Element data from apps and pages:
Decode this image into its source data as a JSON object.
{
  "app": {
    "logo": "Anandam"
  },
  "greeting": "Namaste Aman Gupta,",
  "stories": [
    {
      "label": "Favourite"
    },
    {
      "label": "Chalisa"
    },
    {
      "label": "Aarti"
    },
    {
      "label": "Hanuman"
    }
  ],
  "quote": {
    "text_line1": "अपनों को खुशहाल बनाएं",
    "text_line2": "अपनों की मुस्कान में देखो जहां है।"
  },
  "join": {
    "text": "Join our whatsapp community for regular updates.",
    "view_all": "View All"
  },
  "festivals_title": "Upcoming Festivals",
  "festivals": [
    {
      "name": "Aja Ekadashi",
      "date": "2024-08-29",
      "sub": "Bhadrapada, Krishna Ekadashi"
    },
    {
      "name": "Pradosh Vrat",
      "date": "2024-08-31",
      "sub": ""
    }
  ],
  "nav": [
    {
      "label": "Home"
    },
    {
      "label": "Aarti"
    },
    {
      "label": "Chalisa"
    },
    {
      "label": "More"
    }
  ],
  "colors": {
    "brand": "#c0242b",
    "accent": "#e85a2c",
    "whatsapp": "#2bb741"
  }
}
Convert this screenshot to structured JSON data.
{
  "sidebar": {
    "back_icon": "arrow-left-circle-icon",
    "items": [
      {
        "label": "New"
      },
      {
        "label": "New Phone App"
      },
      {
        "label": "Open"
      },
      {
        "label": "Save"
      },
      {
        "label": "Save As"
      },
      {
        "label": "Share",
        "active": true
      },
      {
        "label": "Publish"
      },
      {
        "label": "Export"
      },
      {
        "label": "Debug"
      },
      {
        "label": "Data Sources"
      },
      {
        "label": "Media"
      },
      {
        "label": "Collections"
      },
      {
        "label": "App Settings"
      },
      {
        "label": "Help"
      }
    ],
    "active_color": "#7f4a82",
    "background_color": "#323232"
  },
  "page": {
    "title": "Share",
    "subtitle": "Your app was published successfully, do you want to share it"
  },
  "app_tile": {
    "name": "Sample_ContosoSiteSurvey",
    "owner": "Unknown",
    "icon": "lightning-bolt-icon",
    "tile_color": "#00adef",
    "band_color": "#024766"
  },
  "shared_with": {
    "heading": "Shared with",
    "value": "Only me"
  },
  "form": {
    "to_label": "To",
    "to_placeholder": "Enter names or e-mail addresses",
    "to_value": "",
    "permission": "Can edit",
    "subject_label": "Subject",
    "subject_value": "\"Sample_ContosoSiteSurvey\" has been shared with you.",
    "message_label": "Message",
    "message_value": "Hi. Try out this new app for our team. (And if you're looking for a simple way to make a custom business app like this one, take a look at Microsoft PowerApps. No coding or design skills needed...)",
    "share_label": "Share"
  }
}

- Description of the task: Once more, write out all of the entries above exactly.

- Exercise answer:
Decode this image into its source data as a JSON object.
{
  "app": {
    "logo": "Anandam"
  },
  "greeting": "Namaste Aman Gupta,",
  "stories": [
    {
      "label": "Favourite"
    },
    {
      "label": "Chalisa"
    },
    {
      "label": "Aarti"
    },
    {
      "label": "Hanuman"
    }
  ],
  "quote": {
    "text_line1": "अपनों को खुशहाल बनाएं",
    "text_line2": "अपनों की मुस्कान में देखो जहां है।"
  },
  "join": {
    "text": "Join our whatsapp community for regular updates.",
    "view_all": "View All"
  },
  "festivals_title": "Upcoming Festivals",
  "festivals": [
    {
      "name": "Aja Ekadashi",
      "date": "2024-08-29",
      "sub": "Bhadrapada, Krishna Ekadashi"
    },
    {
      "name": "Pradosh Vrat",
      "date": "2024-08-31",
      "sub": ""
    }
  ],
  "nav": [
    {
      "label": "Home"
    },
    {
      "label": "Aarti"
    },
    {
      "label": "Chalisa"
    },
    {
      "label": "More"
    }
  ],
  "colors": {
    "brand": "#c0242b",
    "accent": "#e85a2c",
    "whatsapp": "#2bb741"
  }
}
Convert this screenshot to structured JSON data.
{
  "sidebar": {
    "back_icon": "arrow-left-circle-icon",
    "items": [
      {
        "label": "New"
      },
      {
        "label": "New Phone App"
      },
      {
        "label": "Open"
      },
      {
        "label": "Save"
      },
      {
        "label": "Save As"
      },
      {
        "label": "Share",
        "active": true
      },
      {
        "label": "Publish"
      },
      {
        "label": "Export"
      },
      {
        "label": "Debug"
      },
      {
        "label": "Data Sources"
      },
      {
        "label": "Media"
      },
      {
        "label": "Collections"
      },
      {
        "label": "App Settings"
      },
      {
        "label": "Help"
      }
    ],
    "active_color": "#7f4a82",
    "background_color": "#323232"
  },
  "page": {
    "title": "Share",
    "subtitle": "Your app was published successfully, do you want to share it"
  },
  "app_tile": {
    "name": "Sample_ContosoSiteSurvey",
    "owner": "Unknown",
    "icon": "lightning-bolt-icon",
    "tile_color": "#00adef",
    "band_color": "#024766"
  },
  "shared_with": {
    "heading": "Shared with",
    "value": "Only me"
  },
  "form": {
    "to_label": "To",
    "to_placeholder": "Enter names or e-mail addresses",
    "to_value": "",
    "permission": "Can edit",
    "subject_label": "Subject",
    "subject_value": "\"Sample_ContosoSiteSurvey\" has been shared with you.",
    "message_label": "Message",
    "message_value": "Hi. Try out this new app for our team. (And if you're looking for a simple way to make a custom business app like this one, take a look at Microsoft PowerApps. No coding or design skills needed...)",
    "share_label": "Share"
  }
}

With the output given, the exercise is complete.